    Located in Valle de Colchagua, Vina Maquis's terroir is deeply influenced by its geographic position, as it is surrounded by the Tinguiririca River and the Chimbarongo Creek—two large waterways that once brought alluvial sediments from the Andes. Today, they act as pathways for cool coastal breezes that help moderate the warm Colchagua summers, contributing to the intensity and fruitiness of the wines.

    A source of reliable, budget-friendly wines and, increasingly, more premium bottlings, Chile is one of South America’s most important wine-producing countries. Long and thin, it is largely isolated geographically, bordered by the Pacific Ocean to the west, the Andes Mountains to the east, and the Atacama desert to the north. These natural borders gave Chile the very favorable benefit of being the only country to avoid the disastrous phylloxera infestation of the late 1800s. As a result, vines can be planted on their own rootstock rather than grafted. Though viticulture was introduced to the country by conquistadors from Spain, today Chile’s wine production is most influenced by the French, who emigrated here in large numbers to escape the blight of phylloxera. These settlers have invested heavily in local vineyards and wineries.

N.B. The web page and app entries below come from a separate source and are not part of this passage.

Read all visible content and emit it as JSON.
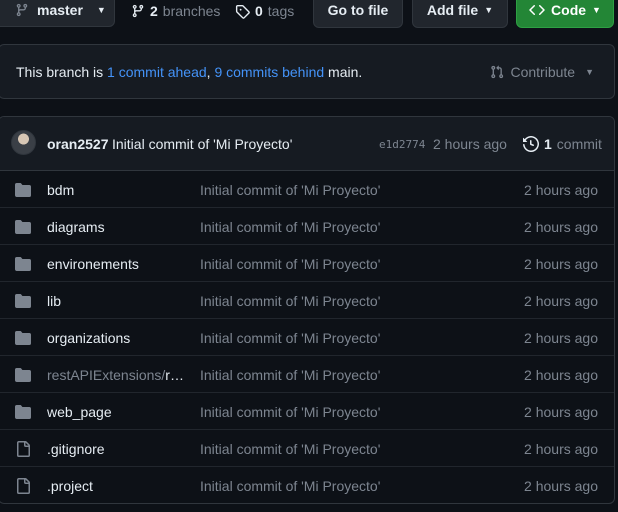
{
  "toolbar": {
    "branch": "master",
    "branches_count": "2",
    "branches_label": "branches",
    "tags_count": "0",
    "tags_label": "tags",
    "go_to_file": "Go to file",
    "add_file": "Add file",
    "code": "Code"
  },
  "branch_info": {
    "prefix": "This branch is ",
    "ahead": "1 commit ahead",
    "sep": ", ",
    "behind": "9 commits behind",
    "suffix": " main.",
    "contribute": "Contribute"
  },
  "latest_commit": {
    "author": "oran2527",
    "message": "Initial commit of 'Mi Proyecto'",
    "sha": "e1d2774",
    "time": "2 hours ago",
    "count": "1",
    "count_label": "commit"
  },
  "files": [
    {
      "type": "dir",
      "name": "bdm",
      "message": "Initial commit of 'Mi Proyecto'",
      "time": "2 hours ago"
    },
    {
      "type": "dir",
      "name": "diagrams",
      "message": "Initial commit of 'Mi Proyecto'",
      "time": "2 hours ago"
    },
    {
      "type": "dir",
      "name": "environements",
      "message": "Initial commit of 'Mi Proyecto'",
      "time": "2 hours ago"
    },
    {
      "type": "dir",
      "name": "lib",
      "message": "Initial commit of 'Mi Proyecto'",
      "time": "2 hours ago"
    },
    {
      "type": "dir",
      "name": "organizations",
      "message": "Initial commit of 'Mi Proyecto'",
      "time": "2 hours ago"
    },
    {
      "type": "dir",
      "name_dim": "restAPIExtensions/",
      "name": "re…",
      "message": "Initial commit of 'Mi Proyecto'",
      "time": "2 hours ago"
    },
    {
      "type": "dir",
      "name": "web_page",
      "message": "Initial commit of 'Mi Proyecto'",
      "time": "2 hours ago"
    },
    {
      "type": "file",
      "name": ".gitignore",
      "message": "Initial commit of 'Mi Proyecto'",
      "time": "2 hours ago"
    },
    {
      "type": "file",
      "name": ".project",
      "message": "Initial commit of 'Mi Proyecto'",
      "time": "2 hours ago"
    }
  ],
  "colors": {
    "background": "#0d1117",
    "link": "#4493f8",
    "code_button": "#238636",
    "muted": "#7d8590"
  }
}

    Chile’s vineyards, planted mainly with international varieties, vary widely in climate and soil type from north to south. The Coquimbo region in the far north contains the Elqui and Limari Valleys, where minimal rainfall and intense sunlight are offset by chilly breezes from the Humboldt current to produce cool-climate Chardonnay and Pinot Noir. The Aconcagua region contains the eponymous Aconcagua Valley—hot and dry and home to full-bodied red wines made from Cabernet Sauvignon, Syrah, and Merlot—as well as Casablanca Valley and San Antonio Valley, which focus on light-bodied Pinot Noir and cool-climate whites like Chardonnay and Sauvignon Blanc. The Central Valley is home to the Maipo, Rapel, Curicó, and Maule Valleys, which produce a wide variety of red and white wines. Maipo in particular is known for Carmenère, Chile’s unofficial signature grape. In the up-and-coming southern regions of Bio Bio and Itata, excellent cool-climate Riesling, Chardonnay, and Pinot Noir are made.

    Carmenere

    View all wine

    Dark, full-bodied, and herbaceous with a spicy kick, Carménère has found great success in Chile, far from its birthplace of Bordeaux. Although Carménère once accompanied Malbec and Petit Verdot as a minor blending grape in Bordeaux, it is now virtually extinct there, though it has been thriving since the mid-nineteenth century in Chile. Originally mistaken for Merlot, it is now successful of its own accord and plantings continue to increase. It is bottled both on its own and as part of Bordeaux-inspired blends.

    In the Glass

    If not fully ripe, Carménère is often marked by a green, herbaceous character (think green bell pepper and green peppercorn), and expresses flavors of red berry and black pepper when just ripe. With additional hangtime at the end of harvest, it is reminiscent more of blackberry, blueberry, and dark plum, with rich and savory notes of chocolate, coffee, smoke, and soy sauce.

    Perfect Pairings

    Carménère can easily overpower lighter fare, but makes a great match for a hearty steak or barbecued red meat. It can also work well with white meat when prepared with a richer sauce such as mole.

    Sommelier Secret

    Perhaps Carménère’s herbal character can be explained in part by familial relations—due to the strange nature of grapevine breeding, Carménère is both a progeny and a great-grandchild of the similarly flavored Cabernet Franc.

    GVIG1MQ1BCA_2011 Item# 128048